DESCRIPTION OF THE TASK:
When a line in the records includes the string "JSON", it goes into the tally; report that tally alone.

Page and application data records:

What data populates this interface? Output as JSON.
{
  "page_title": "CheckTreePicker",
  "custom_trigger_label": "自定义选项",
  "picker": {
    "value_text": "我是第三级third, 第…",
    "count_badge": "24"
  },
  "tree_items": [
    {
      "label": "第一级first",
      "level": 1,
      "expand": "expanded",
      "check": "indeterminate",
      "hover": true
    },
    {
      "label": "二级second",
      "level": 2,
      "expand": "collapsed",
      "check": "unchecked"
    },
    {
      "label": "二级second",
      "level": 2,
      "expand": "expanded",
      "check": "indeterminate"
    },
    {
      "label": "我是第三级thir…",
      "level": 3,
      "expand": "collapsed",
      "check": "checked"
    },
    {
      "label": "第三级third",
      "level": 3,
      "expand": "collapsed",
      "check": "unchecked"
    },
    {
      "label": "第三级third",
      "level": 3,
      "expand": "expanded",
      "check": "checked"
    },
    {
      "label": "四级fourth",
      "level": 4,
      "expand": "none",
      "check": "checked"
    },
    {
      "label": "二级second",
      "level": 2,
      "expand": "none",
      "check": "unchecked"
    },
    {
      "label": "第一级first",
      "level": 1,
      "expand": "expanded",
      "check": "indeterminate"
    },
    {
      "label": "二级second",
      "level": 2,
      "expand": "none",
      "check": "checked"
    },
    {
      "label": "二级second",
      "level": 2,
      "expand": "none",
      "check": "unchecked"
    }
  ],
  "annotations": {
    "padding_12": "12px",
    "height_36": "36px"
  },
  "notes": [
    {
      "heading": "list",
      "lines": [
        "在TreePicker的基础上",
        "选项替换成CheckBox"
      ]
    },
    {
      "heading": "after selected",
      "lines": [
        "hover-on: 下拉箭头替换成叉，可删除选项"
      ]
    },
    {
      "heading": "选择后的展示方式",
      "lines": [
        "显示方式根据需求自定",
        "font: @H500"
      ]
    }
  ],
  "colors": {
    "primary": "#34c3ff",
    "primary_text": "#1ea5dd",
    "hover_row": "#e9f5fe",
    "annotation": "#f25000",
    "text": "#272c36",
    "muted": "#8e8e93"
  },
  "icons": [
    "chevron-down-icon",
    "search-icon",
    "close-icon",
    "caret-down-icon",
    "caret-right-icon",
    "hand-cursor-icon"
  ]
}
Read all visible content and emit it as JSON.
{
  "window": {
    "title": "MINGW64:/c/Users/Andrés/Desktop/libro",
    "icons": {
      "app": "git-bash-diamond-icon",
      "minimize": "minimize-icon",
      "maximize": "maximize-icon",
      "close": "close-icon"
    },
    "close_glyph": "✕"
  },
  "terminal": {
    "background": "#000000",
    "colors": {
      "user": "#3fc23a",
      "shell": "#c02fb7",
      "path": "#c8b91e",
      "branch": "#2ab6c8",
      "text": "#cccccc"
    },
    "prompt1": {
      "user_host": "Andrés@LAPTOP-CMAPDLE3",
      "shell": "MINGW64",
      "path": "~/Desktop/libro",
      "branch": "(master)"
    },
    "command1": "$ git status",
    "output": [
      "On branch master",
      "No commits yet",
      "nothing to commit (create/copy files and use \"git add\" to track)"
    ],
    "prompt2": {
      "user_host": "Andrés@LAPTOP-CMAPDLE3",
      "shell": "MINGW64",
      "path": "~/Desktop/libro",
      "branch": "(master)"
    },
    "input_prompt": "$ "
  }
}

EXERCISE OUTPUT:
2